Let’s look at the usual three industry constituencies, how they each approach relationships with CXOs, and how they’re missing the mark. Disclaimer: I am generalizing below. And, yes it is completely fair to do so because for every Sierra Ventures or Menlo Ventures, there are a dozen venture firms who do not build CXO relationships for the right reasons. For every Harness, Trifacta, or Synack there are 50 startups who are getting about 10% of the potential value out of their CXO contacts. And for every Cumberland, Ahead, or WWT there are 100 who only look for share of wallet every time they sit down with a CXO.
As a channel partner it’s not wrong to be focused on revenue and profit, i.e. what can be sold to a client, but how one goes about it that makes all the difference. VCs usually rely on CXOs to help them make better investment decisions, then help their portfolio startups grow faster by buying the products and making introductions to peer CXOs who can do the same. Startups see CXOs as potential beta customers, buyers of their products, and/or a rolodex of many other CXOs who can do the same.

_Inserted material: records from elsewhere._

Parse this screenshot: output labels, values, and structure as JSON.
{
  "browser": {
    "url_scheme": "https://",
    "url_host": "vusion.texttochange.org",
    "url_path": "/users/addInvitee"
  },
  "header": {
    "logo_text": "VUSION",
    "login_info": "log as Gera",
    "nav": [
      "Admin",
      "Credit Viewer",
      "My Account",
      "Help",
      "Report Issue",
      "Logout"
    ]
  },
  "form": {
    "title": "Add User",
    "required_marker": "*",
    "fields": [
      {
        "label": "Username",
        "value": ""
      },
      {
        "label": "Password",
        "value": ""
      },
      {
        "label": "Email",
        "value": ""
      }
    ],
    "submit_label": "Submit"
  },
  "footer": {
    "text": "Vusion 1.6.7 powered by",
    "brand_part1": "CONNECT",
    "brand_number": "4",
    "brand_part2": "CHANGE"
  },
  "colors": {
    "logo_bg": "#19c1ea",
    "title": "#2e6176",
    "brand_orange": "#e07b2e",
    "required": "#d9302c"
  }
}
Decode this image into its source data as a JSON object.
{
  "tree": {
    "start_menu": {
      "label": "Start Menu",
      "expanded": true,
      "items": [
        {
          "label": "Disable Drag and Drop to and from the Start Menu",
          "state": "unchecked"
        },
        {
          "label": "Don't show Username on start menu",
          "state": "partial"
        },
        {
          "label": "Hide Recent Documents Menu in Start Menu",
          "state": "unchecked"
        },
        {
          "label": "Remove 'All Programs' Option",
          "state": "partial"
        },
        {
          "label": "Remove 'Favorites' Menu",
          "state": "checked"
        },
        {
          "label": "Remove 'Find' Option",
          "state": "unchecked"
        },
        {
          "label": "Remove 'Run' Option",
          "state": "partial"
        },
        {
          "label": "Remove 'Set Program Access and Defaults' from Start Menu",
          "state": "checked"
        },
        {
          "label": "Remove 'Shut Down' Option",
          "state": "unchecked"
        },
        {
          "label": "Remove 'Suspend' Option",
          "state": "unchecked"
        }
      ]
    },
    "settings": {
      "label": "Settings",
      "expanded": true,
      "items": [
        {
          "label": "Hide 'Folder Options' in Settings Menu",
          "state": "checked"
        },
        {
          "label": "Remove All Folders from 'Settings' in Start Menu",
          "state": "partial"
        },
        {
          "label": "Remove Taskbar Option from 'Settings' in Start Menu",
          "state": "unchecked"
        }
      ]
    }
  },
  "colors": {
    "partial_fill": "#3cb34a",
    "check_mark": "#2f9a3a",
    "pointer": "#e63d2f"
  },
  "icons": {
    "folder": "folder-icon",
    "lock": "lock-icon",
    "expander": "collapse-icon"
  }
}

Is it wrong to see CXOs in that light? Not necessarily. But if that’s all they’re being seen as/for, I’d argue the bulk of value is untapped. Sometimes the best way to get a CXO to procure your solution is not to sell to them, but rather to enable them to have the right talk track internally. TSG Board Advisor and ex-Splunk CIO, Declan Morris, says it perfectly, “If you really want to create a long-term working relationship with any CXO, you have to go beyond the basic quick-win pitch. For example, when it comes to your product offering, provide the CXO with the right set of compelling business outcomes that win the support of their executive peers.” With over two decades of IT leadership experience, I think Declan can be deemed a reliable source.
Channel partners who approach a CXO with “What are you buying, because I can probably sell it to you because I sell everything” are blowing it. Top level tech execs do not want to have that conversation. They want to build trusted relationships based on a mutual exchange of differentiated value. If you’re a channel partner, what is your differentiated value? VCs who put together CXO advisory boards to simply get input during diligence then make startup intros, are missing the boat. That leaves CXOs feeling like they’re in a one-sided relationship, because they are. VCs need to find a more genuine approach to bringing real tangible value to those relationships, or they will be short-lived. Startups looking only for beta clients, new logos, or revenue from a top level CXO, are wildly missing the mark. Ask yourself what those individuals can teach you about your business model, product/market fit, how to sell to a CXO, what partners they like working with and why, what use cases resonate or don’t and why, etc. etc. That sort of knowledge transfer and feedback will be the gift that keeps on giving across your entire business, not just with one person or one customer account. And you’ll be even more likely to get that beta client, logo, or revenue you were looking for in the first place.